In order to make a good mosaic of an arbitrary spot in the sky it is convenient to have to have a motorized rotator. Contrary to what you made hear, every panel in a mosaic requires a different orientation angle. Very small mosaics, with a very narrow field of view, that have targets with low declination can be done with setting one angle per mosaic, but that is just an approximation. If your mosaic is large (many panels) or spans a wide enough range in RA, or is high declination (which tends to force it to have a large range in RA, then the approximation fails.
A lot of the reason that people have trouble with mosaic overlap is due to this.
The reality is that every mosaic is better done with a rotation angle per panel.
Unfortunately there is a problem - the thinnest commercial rotators are models like the Pegasus Falcon, which is 18mm front to back.
The flange focal distance for a Canon EF mount is 44mm, and it expects to mount directly onto a camera. So you can't use a Canon DSLR - any distance at all between the lens mount and the camera body will act like an extension tube and the lens will not focus at infinity.
If you have a mirrorless camera - like the Canon R5, or the Sony Alpha series, they have flange focal distance of 19 - 20 mm.
The QHY 128c, which is what I use, has a very similar "flange" focal distance with a minimum of about 18mm.
So if you have mirrorless or QHY, and you want to use an 18mm thick rotator, you have 44 minus 18, minus the flange focal distance, and this leaves you 6 to 8mm to play with, depending on which camera you have.
Unfortunately, a conventional Canon adapter for QHY is 10mm thick, and the connector that would attach the QHY camera to the M54 thread in the rotator is 6mm thick. https://www.qhyccd.c...atid=193&id=115
So you have room for 6 to 8 mm but the minimum thickness is 16 mm - it won't work.
The adapters for mirrorless cameras like Canon R5 or Sony Alpha are similarly sized.
One approach we considered was to rotate the camera and lens together. However this approach has some issues - it would work with the Canon 200mm f/2 which has a tripod foot, but not with any of the 135mm or shorter lenses which don't have a foot. If you (in effect) replace the tripod foot collar with a bearing so you can turn it, the lens/camera combination is not held very well.
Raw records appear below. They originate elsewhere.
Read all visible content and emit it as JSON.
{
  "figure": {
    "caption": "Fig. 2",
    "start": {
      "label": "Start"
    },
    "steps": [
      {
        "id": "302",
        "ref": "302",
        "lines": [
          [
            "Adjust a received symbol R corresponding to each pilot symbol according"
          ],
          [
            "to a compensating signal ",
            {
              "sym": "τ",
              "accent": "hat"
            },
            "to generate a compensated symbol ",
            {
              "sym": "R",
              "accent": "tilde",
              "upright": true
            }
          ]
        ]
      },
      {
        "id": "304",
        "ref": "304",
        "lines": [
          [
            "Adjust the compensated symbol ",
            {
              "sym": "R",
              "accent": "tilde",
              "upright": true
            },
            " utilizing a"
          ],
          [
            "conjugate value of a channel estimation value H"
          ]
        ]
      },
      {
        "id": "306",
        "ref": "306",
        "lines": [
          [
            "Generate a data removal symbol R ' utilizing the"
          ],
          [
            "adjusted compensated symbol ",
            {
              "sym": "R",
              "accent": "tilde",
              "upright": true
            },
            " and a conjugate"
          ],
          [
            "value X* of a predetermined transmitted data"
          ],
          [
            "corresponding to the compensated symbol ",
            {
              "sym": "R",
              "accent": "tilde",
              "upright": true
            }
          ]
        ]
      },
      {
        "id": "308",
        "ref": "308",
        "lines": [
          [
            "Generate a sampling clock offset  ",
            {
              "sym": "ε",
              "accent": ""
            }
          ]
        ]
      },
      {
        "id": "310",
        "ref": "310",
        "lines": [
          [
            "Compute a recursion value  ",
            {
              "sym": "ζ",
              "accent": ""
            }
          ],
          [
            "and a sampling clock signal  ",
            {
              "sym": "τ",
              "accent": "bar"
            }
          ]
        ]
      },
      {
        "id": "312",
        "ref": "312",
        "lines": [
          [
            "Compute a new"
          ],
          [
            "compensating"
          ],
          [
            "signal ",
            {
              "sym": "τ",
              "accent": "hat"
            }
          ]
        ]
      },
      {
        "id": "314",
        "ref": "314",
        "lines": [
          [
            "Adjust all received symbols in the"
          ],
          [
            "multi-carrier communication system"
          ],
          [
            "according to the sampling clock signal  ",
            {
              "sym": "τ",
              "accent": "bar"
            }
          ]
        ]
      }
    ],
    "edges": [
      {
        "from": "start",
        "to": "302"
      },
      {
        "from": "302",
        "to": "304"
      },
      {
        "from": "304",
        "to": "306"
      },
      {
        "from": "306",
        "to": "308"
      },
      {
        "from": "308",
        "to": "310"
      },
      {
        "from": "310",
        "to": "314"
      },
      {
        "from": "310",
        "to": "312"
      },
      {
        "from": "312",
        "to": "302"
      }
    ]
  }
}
Most field rotators for astrophotography are the "shoot through" kind and they would be hard to adapt - one would likely have to build a homemade rotator which is not as convenient as buying one.
This rotate camera-and-lens-together approach probably could be made to work, but we decided against it.
Rather than be daunted by this, my friends and I took a look and there is really no need for most of the adapter space.
We took a commercial Canon adapter from QHY, took it apart, and then in a machine shop we have access to, we sunk the Canon mount into the Pegasus Falcon rotator. In effect this is exactly what Canon does with the mount on a camera body - it is embedded into the body.
On the other side we remade the adapter that connects the QHY camera to the M54 mount. There was no need for 6mm of wasted space.
Here are some photos of the final unit from the
here it is from the camera side, with the QHY camera taken off. a baffle that hides the silver mount and lens contacts has been taken off for this picture.
In a perfect world Pegasus or other rotator manufacturers would do this - it would not be very hard. I know that there are machine shops that cater to astrophotographers; perhaps they could do something similar.